Japanese Green Bean Salad



This is a celebratory post in honour of the humble salad. Where I grew up, salads were certainly not what they are today. I have memories of bare leaves, mostly iceberg, thick dressings (think Rhode island or blue cheese) and the content of a can of sweet corn and button mushrooms, perhaps a few bits of cucumber too. Or the classic potato salad with more mayo than potato, with added bacon bits from a package. Sweden, where I grew up, was not known for its vegetable culture, that’s for sure.

These days, however, the salad is fast becoming a main event. Traditional pubs are now offering ‘super salads’ on their menu, which really are packed with super greens, seeds and nuts. And salad is a loose term. Leaves are no longer mandatory, instead all kinds of vegetables suffice – green beans, lentils, watercress, rocket, radish, chickpeas, lambs lettuce, beetroot, kale nuts, seeds and so on can be called a ‘salad’. For those tolerating dairy, feta, halloumi, goats cheese and mozzarella can be fab additions too. And what a lovely concept it is, to play with flavours, dressings, leaves, pulses and seeds until you find combinations that are uniquely your own. No rules!
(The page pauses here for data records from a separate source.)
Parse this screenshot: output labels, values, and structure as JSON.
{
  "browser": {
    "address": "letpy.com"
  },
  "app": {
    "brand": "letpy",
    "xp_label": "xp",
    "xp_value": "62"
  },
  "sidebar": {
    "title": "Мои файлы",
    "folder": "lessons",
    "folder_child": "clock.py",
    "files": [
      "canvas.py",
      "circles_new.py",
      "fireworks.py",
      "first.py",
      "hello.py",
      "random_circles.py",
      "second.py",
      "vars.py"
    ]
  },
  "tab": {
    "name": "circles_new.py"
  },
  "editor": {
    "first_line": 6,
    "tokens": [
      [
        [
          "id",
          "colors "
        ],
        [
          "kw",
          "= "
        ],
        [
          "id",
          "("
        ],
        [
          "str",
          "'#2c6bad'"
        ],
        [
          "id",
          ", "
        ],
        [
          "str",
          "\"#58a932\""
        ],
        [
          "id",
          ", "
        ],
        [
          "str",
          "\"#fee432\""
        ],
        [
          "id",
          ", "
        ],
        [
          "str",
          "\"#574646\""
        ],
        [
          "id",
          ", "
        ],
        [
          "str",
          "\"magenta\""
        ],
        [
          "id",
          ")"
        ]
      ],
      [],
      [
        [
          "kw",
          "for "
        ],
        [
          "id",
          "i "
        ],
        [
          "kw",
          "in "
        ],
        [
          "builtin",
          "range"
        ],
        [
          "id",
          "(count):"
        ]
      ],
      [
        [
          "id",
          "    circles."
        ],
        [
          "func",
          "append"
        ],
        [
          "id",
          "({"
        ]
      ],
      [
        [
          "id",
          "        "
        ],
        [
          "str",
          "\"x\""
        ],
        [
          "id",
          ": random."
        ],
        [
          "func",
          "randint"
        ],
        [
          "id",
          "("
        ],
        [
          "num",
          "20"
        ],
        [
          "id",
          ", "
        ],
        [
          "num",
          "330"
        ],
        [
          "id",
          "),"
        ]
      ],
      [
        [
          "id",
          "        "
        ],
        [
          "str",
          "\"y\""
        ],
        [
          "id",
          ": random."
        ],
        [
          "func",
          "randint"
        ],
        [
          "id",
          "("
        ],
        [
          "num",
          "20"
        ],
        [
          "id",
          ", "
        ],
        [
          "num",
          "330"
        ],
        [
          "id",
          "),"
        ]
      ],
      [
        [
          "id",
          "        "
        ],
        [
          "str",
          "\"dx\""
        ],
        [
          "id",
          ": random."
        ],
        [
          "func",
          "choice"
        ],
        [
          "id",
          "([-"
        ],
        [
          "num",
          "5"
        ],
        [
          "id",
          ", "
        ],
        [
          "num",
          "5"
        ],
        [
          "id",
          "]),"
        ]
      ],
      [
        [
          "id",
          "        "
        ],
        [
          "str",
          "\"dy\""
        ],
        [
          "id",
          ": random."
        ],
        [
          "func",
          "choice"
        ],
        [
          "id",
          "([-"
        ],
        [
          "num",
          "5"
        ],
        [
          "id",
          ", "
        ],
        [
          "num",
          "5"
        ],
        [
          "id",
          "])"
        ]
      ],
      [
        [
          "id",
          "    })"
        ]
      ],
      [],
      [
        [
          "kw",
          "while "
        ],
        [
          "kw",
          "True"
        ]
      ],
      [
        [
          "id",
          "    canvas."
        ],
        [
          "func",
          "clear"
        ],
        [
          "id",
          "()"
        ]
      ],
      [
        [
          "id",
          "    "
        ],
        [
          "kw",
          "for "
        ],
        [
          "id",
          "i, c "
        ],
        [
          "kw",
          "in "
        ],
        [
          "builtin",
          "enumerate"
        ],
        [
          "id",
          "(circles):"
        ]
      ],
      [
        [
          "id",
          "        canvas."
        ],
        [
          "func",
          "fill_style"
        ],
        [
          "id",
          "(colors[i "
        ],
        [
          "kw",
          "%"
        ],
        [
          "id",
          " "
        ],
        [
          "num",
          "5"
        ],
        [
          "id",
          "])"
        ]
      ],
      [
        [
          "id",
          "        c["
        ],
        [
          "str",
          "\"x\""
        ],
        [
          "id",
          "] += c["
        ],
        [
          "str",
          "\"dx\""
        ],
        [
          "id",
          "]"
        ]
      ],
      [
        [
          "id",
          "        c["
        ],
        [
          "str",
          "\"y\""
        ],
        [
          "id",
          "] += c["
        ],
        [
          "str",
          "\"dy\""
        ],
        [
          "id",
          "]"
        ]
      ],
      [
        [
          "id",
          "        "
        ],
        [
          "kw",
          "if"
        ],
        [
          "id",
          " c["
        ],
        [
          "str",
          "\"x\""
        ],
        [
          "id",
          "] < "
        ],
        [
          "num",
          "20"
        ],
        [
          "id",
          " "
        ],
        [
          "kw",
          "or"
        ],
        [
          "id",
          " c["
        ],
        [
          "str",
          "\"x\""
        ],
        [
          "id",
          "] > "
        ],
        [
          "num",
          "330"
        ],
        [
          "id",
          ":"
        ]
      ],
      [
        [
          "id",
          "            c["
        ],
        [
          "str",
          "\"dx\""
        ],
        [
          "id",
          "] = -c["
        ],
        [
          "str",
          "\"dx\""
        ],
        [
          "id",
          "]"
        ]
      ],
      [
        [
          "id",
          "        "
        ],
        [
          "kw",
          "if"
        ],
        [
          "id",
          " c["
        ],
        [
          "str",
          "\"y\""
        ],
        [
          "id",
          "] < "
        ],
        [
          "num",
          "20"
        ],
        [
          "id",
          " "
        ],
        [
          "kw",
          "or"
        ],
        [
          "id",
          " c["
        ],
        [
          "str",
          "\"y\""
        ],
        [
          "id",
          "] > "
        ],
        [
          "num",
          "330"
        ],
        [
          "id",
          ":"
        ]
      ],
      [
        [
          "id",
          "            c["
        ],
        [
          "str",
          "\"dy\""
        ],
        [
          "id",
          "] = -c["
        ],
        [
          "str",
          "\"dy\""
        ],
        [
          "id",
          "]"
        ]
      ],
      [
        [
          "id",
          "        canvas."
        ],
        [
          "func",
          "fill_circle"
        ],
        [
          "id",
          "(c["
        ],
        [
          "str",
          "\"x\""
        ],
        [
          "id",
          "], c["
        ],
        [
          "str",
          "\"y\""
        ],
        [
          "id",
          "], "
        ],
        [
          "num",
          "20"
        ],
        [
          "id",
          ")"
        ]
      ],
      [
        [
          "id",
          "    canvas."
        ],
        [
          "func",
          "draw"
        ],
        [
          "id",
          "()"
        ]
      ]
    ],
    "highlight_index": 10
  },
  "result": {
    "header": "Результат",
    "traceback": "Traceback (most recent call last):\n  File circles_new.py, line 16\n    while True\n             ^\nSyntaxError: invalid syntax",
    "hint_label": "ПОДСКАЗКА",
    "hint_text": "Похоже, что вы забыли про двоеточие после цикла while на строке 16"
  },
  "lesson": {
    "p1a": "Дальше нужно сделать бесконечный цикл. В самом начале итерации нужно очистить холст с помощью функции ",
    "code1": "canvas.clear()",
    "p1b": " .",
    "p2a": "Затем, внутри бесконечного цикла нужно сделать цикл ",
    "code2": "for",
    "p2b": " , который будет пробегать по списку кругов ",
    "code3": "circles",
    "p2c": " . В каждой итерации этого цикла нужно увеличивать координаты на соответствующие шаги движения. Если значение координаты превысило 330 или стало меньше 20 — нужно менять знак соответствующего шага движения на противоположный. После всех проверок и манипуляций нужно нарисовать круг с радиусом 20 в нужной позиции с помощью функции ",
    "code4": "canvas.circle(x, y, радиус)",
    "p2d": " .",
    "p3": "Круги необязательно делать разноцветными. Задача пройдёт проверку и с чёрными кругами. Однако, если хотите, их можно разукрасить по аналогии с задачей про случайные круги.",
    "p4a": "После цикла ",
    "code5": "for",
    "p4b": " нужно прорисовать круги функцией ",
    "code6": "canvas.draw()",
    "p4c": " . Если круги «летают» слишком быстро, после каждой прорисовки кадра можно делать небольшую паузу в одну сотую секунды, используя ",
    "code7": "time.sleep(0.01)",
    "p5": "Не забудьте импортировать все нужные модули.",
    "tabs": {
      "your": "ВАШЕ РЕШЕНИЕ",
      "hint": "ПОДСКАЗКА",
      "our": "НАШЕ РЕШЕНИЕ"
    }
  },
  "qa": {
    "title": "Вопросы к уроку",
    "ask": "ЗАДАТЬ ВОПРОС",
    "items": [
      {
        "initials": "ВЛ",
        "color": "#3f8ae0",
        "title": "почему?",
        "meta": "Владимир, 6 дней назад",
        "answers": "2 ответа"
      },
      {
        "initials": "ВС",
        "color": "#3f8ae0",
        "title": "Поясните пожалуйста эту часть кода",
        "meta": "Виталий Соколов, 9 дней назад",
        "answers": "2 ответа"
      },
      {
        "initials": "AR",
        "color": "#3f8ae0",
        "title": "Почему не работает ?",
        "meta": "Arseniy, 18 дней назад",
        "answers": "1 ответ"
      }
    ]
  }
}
At a recent BBQ, the meat was a side and instead salads, all varieties, took centre stage at the table. It was a beautiful, varied spread. What are your favorite? I’d love to hear it. Currently, mine is a Japanese green bean salad with sesame dressing (see top). I could eat this every day at every meal. It goes with fish and meats but works beautifully on its own too.

Japanese Bean Salad with Sesame Dressing

Large packet of fine green beans, washed and topped

1 tbsp sesame seeds

2 tbsp tamari or soy sauce

1-2 tsp sugar/stevia/agave (depending on the sweetness you require)

Steam the green beans until just tender – you don’t want to overdo it. Put aside and cool slightly. In the meantime add sesame seeds to a small dry frying pan and toast until golden. Grind most of the toasted sesame seeds (not all) with a pestle until almost crushed and the aroma released. Mix tamari/soy with the sugar and add the sesame mixture and pour over the green beans. It may look like the dressing will not go far but keep turning the beans with a pair of tongs and eventually the beans will be beautifully coated in the dark, sweet soy mixture. Sprinkle the remaining sesame seeds on top of the bean salad and serve immediately. I hope you will enjoy it as much as I do. Happy Wednesday! X



Roasted Veg Medley


Thank God It’s Friday. Best way to end the week is to sit down with some good food and tonight it is roasted vegetable medley with goats cheese. The aubergines have ‘sweated’ and have roasted in the oven with the rest of the mixed vegetables. This dish would make an excellent side to grilled fish but is perfectly fine served on its own – with a few sun dried tomatoes and a tad of natural yoghurt on the side.

 Friday Roasted Veg Medley

1 aubergine, sliced and sweated

1 courgette, sliced

3 carrots, sliced length ways

1 large red onion

1/2 fennel

Dried herbs

Olive oil

Salt, pepper, chili flakes

Slice the aubergine and place on a baking tray. Add salt and let them ‘sweat’ until you can see drops forming on the surface. Wipe the liquid away and add to deep baking tray lined with greaseproof paper together with the rest of the vegetables. Add a generous glug of olive oil, salt, pepper, herbs and chilli flakes. With your hands, mix all together and ensure every vegetable is coated with oil. Place in a hot oven (200C) and roast for about 35-40 minutes or until  the vegetables are browned and soft. Let cool slightly and then add a few sun dried tomatoes, crumbled goats cheese and a dollop of yoghurt. Enjoy! x